Fashion magazines are so collaborative – how did you organise and manage the various interconnecting fashion and beauty stories for any one edition?
I do believe that you’re only as good in what you do, as the people who work with and for you. Having the right individual editors in place to head the different departments of any magazine is key. And then trust their expertise and opinions and ideas and judgements. When I became Editor in Chief of Mlle, I was blessed with a great editorial staff – Fashion Editor, Features Editor, Beauty Editor, College and Career Editor and Art Director. And a Publisher who respected editorial content, direction and use[d] it all well to “sell” the magazine to potential advertisers. Two things that are crucial: strong circulation and demographics ( 18-35 at Mlle ) and a readership that is financially compatible with the price range of the products you feature, clothes etc etc – whether self-earned or “parental” income.
Several meetings with all editors come first – each Editor presenting her ideas for the upcoming issue. Discussions, more meetings, until the whole content gels and is one-of-a-piece …. hangs together!
How did the nature of fashion photography included connect to your readership? It’s so interesting that college girls formed such a major part of your target audience, how did you feel about the annual college edition and the college competition?
Mlle‘s annual big College issue (August) would be very much directed to that reader, September more geared toward a “working’- career – readership.
Mlle always leaned more toward lively … location photography, than more formal in-studio shots. Moving, rather than “still”.
The college issue was photographed totally on “real” college students, not professional models! Associate Fashion Editors and photographers traveled to campuses all over the US to do this – with a wardrobe of appropriate fashions. The PR department of each school would sometimes pre-select who they deemed suitable or leave it up to hordes of volunteers who’d assemble for try-outs and fittings in conference rooms on campus. The toughest job: the gentlest rejections… that would not bruise egos !!!!!!

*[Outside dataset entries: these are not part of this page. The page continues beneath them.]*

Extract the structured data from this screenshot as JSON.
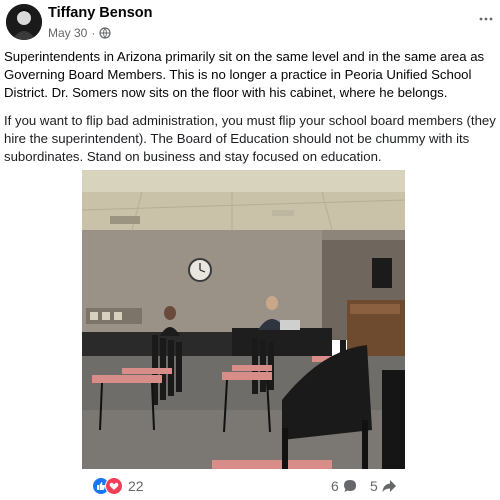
{
  "post": {
    "author": "Tiffany Benson",
    "date": "May 30",
    "separator": "·",
    "privacy_icon": "globe-icon",
    "more_icon": "more-dots-icon",
    "paragraphs": [
      "Superintendents in Arizona primarily sit on the same level and in the same area as Governing Board Members. This is no longer a practice in Peoria Unified School District. Dr. Somers now sits on the floor with his cabinet, where he belongs.",
      "If you want to flip bad administration, you must flip your school board members (they hire the superintendent). The Board of Education should not be chummy with its subordinates. Stand on business and stay focused on education."
    ],
    "photo_description_icon": "meeting-room-photo"
  },
  "footer": {
    "reaction_icons": [
      "like-icon",
      "love-icon"
    ],
    "reaction_count": "22",
    "comment_count": "6",
    "share_count": "5"
  },
  "colors": {
    "facebook_blue": "#1877f2",
    "love_red": "#f33e58",
    "secondary_text": "#65676b",
    "primary_text": "#050505"
  }
}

The college competition – which was NOT based on anything but accomplishment – be it in writing, illustrating, or fashion – spawned many extraordinary talents, who went on to major careers.
As attending college became more and more the norm, no longer an elitist group, and definitive target audience, Mlle‘s emphasis had to broaden as well. A move strongly demanded by CNP management.

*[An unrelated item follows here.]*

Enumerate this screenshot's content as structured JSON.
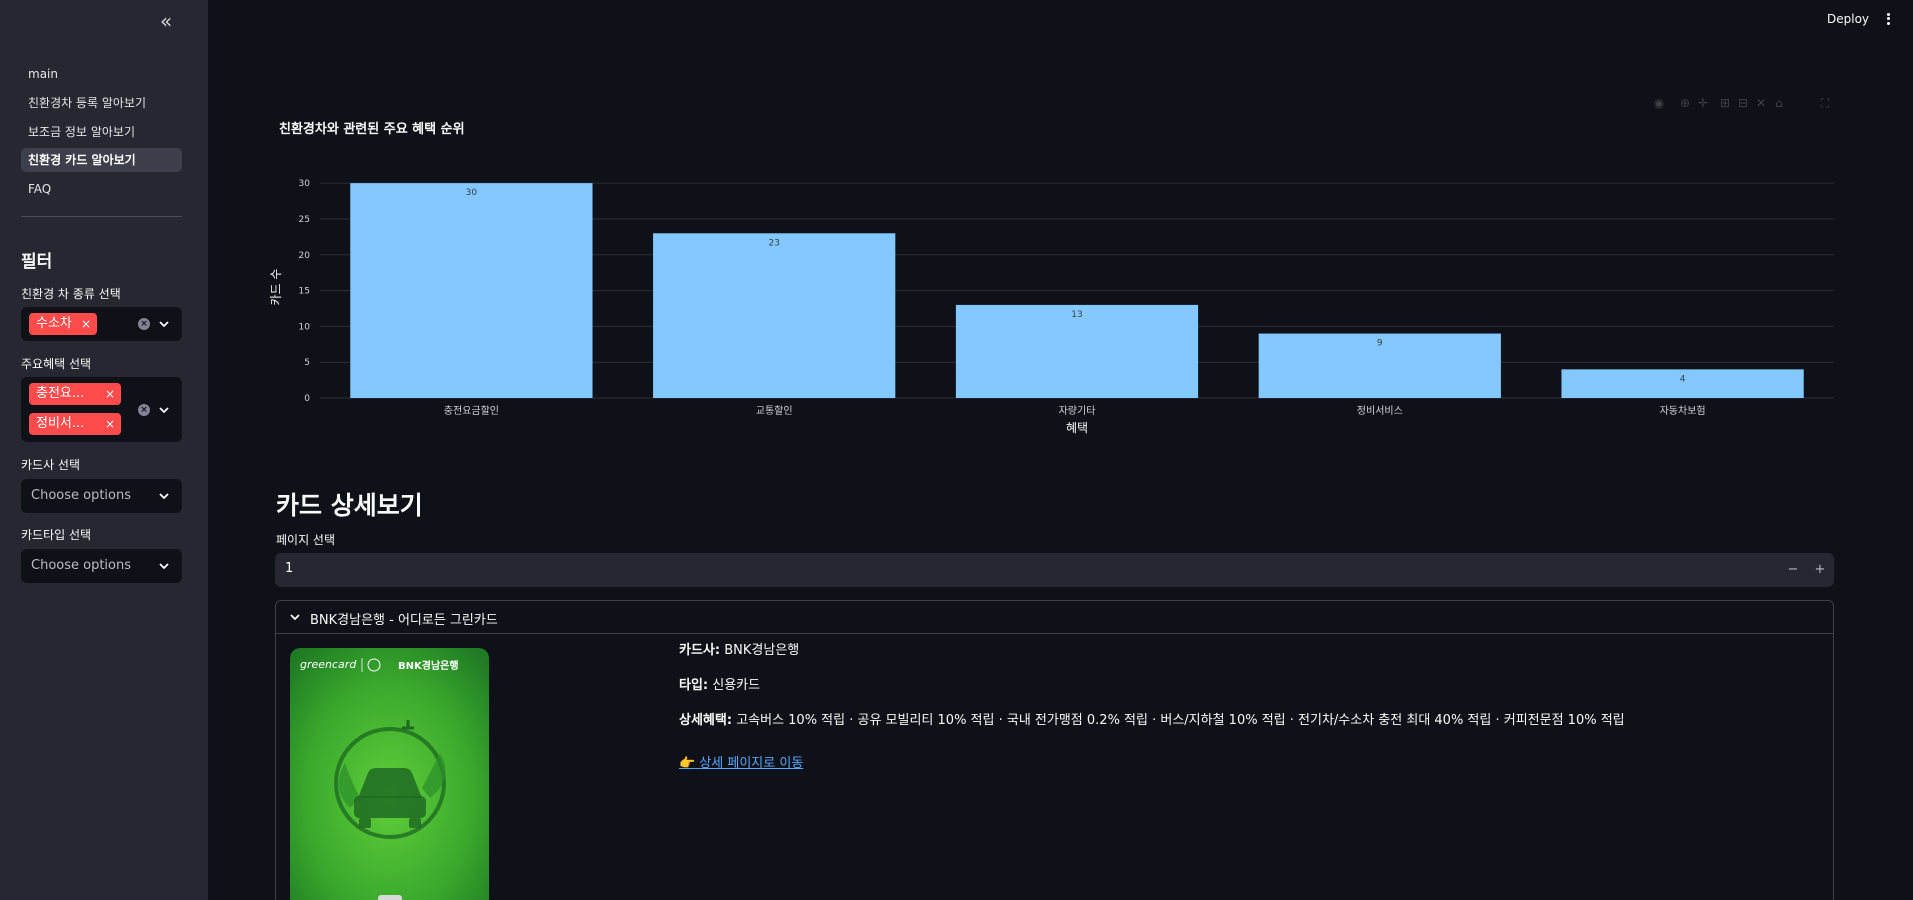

What was your favourite aspect of working on fashion magazines?
My favorite aspect of working on a fashion magazine??? Making it more inclusive, by diligently balancing content between fashion-beauty, how-to features, and intellectually stimulating articles. Feeding the brain!
The rest is history. I went from Assistant to Associate to Fashion Editor and in 1970 to Editor in Chief, when Betsey Blackwell retired. Til 1980 when Publisher Si Newhouse terminated (fired !) me. Reason : I had firmly kept Mlle‘s intellectual stance … and not made it into a sexier ( [like] Cosmo ?) publication.
A year later, I was on TV with my own version of a fashion/beauty/relevant articles half-hour weekly program called YOU! Magazine. Originally airing on USA CABLE, and eventually LIFETIME, it was on-air til ’86, when Lifetime launched its daily ATTITUDES and I joined as fashion producer and on-air fashion pro until the early 90s. We moved from NY to LA in ’94 to be near our daughter and eventual granddaughters (3) …. and I again worked on fashion TV.
Interview edited and condensed.